20.
Respiration ; 99(9): 739-747, 2020.
Article in English | MEDLINE | ID: covidwho-934161

ABSTRACT

BACKGROUND: Coronavirus disease 2019 (COVID-19) has become a global emerging infectious disease. OBJECTIVES: To analyze the initial clinical characteristics of COVID-19 suspected and confirmed patients on admission in order to find out which kinds may be more likely to get positive nucleic acid testing results, and to explore the risk factors associated with all-cause death. METHODS: Medical records from 309 highly suspected cases with pneumonia were collected from February 13, 2020, to March 14, 2020, in a COVID-19-designated hospital of Wuhan. The majority of the clinical data were collected on the first day of hospital admission. RESULTS: Of 309 patients with median age 64 years (interquartile ranges [IQR], 53-72 years), 111 patients (35.9%) were confirmed by nucleic acid testing (median age 64 years, IQR: 56-71 years; 48 males). Of those 111 patients, 13 (11.7%) patients died. In multivariate analysis, factors associated with positive testing included fatigue (odds ratios [OR] = 3.14; 95% confidence interval [CI]: 1.88-5.24, p < 0.001), cough (OR = 0.55; 95% CI: 0.32-0.95, p = 0.032), no less than 1 comorbidity (OR = 1.77; 95% CI: 1.06-2.98, p = 0.030), and severe pneumonia (OR = 2.67; 95% CI: 1.20-5.97, p = 0.016). Furthermore, age, dyspnea, noneffective antibiotic treatment, white blood cell, lymphocyte, platelets, and organ dysfunction (e.g., higher lactate dehydrogenase) were significantly associated with all-cause in-hospital death in patients with COVID-19. CONCLUSION: Patients with severe forms of this disease were more likely to get positive results. Age and organ dysfunction were associated with a greater risk of death.
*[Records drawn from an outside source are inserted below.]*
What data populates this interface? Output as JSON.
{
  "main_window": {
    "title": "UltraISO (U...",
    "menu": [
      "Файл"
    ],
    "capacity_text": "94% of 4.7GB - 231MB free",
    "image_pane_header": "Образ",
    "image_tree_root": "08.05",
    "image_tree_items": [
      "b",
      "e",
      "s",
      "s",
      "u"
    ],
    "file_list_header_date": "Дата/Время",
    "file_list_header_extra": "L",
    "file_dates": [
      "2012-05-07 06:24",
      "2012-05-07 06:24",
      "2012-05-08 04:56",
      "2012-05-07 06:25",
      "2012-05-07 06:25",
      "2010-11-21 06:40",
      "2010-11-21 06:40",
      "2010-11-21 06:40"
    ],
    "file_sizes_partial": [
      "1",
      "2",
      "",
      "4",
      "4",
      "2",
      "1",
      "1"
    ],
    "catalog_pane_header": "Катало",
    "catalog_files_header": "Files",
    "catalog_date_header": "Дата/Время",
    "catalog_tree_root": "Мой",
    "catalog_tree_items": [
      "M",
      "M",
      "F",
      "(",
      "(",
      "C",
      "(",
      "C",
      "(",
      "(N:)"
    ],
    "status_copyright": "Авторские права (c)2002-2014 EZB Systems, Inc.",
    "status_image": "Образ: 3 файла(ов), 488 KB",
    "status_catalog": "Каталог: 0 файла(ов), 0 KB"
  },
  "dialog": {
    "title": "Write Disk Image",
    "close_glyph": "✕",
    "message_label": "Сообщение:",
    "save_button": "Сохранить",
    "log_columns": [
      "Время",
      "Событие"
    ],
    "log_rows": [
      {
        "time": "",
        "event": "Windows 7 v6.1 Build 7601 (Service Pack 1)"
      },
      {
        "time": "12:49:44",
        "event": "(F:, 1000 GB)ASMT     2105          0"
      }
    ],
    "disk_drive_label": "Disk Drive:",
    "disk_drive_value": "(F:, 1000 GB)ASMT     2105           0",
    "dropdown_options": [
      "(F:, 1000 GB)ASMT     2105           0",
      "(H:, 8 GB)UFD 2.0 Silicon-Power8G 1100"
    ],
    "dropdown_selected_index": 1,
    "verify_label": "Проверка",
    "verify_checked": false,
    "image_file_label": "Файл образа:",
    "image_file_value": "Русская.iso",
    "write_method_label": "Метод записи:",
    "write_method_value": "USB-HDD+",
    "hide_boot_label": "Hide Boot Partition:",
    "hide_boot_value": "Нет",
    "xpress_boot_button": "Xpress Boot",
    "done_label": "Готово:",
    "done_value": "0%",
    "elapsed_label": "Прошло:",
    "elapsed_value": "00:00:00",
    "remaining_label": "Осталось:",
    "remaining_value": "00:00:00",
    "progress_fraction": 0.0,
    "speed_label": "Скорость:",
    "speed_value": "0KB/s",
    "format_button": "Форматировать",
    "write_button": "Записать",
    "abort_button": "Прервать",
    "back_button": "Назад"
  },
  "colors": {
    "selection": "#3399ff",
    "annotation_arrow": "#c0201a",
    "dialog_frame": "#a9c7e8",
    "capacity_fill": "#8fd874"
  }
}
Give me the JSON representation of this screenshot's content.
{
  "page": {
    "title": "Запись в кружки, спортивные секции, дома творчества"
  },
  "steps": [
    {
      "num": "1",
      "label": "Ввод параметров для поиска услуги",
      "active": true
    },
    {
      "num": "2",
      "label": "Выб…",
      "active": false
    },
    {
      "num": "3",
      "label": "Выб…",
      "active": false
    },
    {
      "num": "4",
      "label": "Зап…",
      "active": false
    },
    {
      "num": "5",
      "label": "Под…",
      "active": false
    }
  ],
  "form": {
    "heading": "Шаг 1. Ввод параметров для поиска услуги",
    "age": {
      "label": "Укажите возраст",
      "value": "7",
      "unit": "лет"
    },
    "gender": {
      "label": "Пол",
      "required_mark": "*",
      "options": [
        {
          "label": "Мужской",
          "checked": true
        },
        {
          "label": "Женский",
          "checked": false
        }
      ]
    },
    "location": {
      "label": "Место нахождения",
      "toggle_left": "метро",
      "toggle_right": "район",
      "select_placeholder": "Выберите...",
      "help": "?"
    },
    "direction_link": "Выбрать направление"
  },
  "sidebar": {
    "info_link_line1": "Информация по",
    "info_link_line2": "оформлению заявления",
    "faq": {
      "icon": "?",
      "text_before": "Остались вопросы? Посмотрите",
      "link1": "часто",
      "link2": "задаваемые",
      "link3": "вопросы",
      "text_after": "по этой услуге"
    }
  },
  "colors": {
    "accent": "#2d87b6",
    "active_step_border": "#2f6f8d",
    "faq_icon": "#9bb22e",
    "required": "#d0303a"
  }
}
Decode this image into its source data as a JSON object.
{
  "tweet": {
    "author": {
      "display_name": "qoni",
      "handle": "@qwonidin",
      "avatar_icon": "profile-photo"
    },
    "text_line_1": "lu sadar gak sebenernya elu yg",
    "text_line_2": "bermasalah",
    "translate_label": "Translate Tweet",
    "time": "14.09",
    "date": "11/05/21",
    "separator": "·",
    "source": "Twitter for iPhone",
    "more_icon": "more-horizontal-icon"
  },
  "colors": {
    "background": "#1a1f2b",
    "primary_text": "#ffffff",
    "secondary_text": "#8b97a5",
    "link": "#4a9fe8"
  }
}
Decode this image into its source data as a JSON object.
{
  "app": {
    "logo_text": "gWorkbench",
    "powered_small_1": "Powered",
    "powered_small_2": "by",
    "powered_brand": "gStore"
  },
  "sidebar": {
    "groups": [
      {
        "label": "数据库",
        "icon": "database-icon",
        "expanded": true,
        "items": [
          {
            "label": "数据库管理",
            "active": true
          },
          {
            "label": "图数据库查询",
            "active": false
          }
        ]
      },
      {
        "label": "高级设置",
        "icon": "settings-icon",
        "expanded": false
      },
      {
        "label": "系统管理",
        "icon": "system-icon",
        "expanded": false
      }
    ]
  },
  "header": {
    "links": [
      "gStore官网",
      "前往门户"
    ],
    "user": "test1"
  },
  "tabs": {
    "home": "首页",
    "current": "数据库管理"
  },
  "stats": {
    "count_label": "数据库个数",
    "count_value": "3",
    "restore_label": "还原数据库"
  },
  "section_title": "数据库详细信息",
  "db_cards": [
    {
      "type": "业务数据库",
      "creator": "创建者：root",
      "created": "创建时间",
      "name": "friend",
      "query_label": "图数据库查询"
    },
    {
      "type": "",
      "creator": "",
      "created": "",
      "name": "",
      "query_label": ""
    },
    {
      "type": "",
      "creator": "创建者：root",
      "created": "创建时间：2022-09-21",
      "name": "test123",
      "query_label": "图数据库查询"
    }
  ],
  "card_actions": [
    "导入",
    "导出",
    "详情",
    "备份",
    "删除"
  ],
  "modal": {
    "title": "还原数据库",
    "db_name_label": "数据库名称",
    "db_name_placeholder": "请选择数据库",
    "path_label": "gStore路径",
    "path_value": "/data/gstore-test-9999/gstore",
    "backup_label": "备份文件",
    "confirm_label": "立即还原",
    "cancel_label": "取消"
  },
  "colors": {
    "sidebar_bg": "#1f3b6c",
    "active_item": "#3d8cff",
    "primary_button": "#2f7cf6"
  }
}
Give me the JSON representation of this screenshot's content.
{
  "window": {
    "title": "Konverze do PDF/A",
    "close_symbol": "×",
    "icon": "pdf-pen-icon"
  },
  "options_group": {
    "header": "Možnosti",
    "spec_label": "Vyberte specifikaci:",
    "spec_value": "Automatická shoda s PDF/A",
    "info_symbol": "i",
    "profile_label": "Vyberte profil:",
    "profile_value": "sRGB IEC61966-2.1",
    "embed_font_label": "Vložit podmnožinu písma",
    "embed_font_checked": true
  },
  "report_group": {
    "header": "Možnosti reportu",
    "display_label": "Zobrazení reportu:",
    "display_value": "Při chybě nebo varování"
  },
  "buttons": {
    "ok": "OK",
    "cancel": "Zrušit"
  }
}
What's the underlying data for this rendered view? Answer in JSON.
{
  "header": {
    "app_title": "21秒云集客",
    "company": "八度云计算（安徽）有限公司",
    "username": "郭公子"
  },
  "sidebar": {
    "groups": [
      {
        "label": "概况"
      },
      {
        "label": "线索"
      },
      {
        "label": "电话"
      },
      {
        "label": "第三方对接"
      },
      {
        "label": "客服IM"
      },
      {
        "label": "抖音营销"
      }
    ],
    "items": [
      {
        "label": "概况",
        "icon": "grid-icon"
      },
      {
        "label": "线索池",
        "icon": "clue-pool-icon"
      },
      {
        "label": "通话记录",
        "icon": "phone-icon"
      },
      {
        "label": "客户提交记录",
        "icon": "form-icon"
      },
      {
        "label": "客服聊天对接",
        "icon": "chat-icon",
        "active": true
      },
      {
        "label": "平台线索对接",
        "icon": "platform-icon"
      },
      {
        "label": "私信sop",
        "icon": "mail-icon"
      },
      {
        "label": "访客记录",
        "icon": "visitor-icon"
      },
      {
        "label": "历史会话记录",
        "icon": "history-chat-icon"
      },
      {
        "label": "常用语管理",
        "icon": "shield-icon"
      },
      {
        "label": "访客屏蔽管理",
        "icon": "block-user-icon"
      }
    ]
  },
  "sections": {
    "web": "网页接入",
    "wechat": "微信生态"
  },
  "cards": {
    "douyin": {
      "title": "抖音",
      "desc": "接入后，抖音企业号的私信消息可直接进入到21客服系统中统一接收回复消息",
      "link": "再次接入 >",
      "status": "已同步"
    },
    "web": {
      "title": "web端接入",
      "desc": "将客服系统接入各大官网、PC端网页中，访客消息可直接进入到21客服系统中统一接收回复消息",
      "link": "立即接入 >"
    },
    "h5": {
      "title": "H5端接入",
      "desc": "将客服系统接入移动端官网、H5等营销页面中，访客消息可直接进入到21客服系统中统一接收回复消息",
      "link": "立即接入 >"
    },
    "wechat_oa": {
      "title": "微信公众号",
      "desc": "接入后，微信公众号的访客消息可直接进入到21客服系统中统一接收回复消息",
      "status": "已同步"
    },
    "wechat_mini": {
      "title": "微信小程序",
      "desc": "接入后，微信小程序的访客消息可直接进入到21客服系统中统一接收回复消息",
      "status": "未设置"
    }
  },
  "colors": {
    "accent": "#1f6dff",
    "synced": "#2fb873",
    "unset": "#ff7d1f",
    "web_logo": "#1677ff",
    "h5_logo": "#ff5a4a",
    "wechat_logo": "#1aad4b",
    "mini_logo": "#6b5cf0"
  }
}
Subject(s)
COVID-19/epidemiology , Cough/physiopathology , Fatigue/physiopathology , Hospital Mortality , Pneumonia/epidemiology , Adolescent , Adult , Age Factors , Aged , Aged, 80 and over , Alanine Transaminase/metabolism , Anti-Bacterial Agents/therapeutic use , Aspartate Aminotransferases/metabolism , C-Reactive Protein/metabolism , COVID-19/diagnosis , COVID-19/metabolism , COVID-19/physiopathology , COVID-19 Nucleic Acid Testing , COVID-19 Serological Testing , Cause of Death , Child , Child, Preschool , China/epidemiology , Cohort Studies , Comorbidity , Creatine Kinase/metabolism , Female , Fever/physiopathology , Fibrin Fibrinogen Degradation Products/metabolism , Hospitalization , Humans , Immunoglobulin G , Immunoglobulin M , Infant , Infant, Newborn , L-Lactate Dehydrogenase/metabolism , Male , Middle Aged , Multivariate Analysis , Pneumonia/drug therapy , Pneumonia/microbiology , Pneumonia/physiopathology , Retrospective Studies , Risk Factors , SARS-CoV-2 , Serum Albumin/metabolism , Severity of Illness Index , Treatment Failure , Young Adult
SELECTION OF CITATIONS
SEARCH DETAIL